WORK TO BE COMPLETED:
Every line with "Form" in it must be copied from the data.

Data records for software interfaces:
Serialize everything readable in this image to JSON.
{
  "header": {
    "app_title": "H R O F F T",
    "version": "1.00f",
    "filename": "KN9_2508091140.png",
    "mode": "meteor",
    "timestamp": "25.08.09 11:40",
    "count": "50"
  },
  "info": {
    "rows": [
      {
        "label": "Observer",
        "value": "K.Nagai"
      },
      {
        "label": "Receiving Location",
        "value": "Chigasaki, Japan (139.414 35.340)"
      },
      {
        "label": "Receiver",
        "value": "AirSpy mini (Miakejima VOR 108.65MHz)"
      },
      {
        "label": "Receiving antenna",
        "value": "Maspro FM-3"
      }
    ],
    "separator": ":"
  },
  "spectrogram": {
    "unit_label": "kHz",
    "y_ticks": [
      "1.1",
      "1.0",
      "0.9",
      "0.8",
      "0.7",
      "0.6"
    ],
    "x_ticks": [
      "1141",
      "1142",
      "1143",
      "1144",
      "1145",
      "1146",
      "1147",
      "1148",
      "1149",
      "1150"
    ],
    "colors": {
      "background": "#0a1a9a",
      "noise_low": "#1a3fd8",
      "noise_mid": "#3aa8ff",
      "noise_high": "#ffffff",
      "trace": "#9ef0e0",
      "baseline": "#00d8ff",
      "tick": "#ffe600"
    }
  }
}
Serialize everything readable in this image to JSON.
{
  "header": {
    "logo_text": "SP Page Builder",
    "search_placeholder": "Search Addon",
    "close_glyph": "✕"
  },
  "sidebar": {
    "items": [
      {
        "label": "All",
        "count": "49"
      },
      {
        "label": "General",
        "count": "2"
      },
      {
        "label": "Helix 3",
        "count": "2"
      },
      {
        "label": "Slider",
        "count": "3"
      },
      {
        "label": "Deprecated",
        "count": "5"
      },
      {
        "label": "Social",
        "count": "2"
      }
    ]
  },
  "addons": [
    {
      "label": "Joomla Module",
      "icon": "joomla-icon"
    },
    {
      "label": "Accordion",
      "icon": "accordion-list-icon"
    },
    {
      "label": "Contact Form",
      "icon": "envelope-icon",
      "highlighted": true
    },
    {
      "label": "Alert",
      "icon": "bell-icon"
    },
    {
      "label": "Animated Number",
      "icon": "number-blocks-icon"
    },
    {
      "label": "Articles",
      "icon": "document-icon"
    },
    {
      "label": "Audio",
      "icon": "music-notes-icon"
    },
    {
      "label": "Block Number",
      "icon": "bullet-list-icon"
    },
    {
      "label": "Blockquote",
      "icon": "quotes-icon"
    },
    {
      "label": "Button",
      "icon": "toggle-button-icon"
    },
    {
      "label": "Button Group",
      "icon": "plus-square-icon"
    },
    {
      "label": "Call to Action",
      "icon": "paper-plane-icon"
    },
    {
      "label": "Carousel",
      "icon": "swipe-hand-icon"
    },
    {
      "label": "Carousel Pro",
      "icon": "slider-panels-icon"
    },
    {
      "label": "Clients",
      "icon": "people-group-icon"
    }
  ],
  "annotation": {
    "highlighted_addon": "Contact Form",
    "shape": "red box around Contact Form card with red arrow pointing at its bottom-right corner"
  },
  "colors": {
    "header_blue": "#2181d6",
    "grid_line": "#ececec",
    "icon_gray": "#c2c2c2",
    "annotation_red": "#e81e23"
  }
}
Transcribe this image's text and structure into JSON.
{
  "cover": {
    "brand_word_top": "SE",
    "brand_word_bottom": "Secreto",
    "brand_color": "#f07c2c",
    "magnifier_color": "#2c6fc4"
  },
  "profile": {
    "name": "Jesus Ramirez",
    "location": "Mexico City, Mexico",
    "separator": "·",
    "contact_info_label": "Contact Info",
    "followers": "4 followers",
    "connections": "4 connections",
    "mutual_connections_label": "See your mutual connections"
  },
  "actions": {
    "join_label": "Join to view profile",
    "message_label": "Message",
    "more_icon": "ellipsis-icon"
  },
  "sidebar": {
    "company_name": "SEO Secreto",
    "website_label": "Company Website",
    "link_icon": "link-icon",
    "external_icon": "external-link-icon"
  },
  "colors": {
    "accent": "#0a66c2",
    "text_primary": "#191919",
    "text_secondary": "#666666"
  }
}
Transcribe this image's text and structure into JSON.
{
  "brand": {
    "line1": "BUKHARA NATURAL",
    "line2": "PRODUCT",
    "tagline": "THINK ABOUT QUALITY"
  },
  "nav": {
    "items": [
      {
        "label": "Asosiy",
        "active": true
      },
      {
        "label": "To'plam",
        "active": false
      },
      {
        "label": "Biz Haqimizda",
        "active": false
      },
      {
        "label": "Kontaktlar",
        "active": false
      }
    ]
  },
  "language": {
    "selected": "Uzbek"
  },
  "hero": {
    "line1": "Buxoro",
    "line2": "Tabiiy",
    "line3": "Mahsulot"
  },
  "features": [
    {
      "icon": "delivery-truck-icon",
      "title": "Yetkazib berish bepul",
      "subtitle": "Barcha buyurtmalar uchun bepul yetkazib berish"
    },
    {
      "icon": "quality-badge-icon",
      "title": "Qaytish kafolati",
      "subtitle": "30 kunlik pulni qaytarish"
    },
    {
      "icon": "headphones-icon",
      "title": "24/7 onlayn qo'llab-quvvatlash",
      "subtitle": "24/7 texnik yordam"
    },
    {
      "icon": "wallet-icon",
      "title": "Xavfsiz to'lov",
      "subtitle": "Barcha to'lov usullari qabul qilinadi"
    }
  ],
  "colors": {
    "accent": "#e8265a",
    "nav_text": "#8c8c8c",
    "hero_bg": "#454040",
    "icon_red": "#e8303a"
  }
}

RESPONSE AREA:
      "label": "Contact Form",
    "highlighted_addon": "Contact Form",
    "shape": "red box around Contact Form card with red arrow pointing at its bottom-right corner"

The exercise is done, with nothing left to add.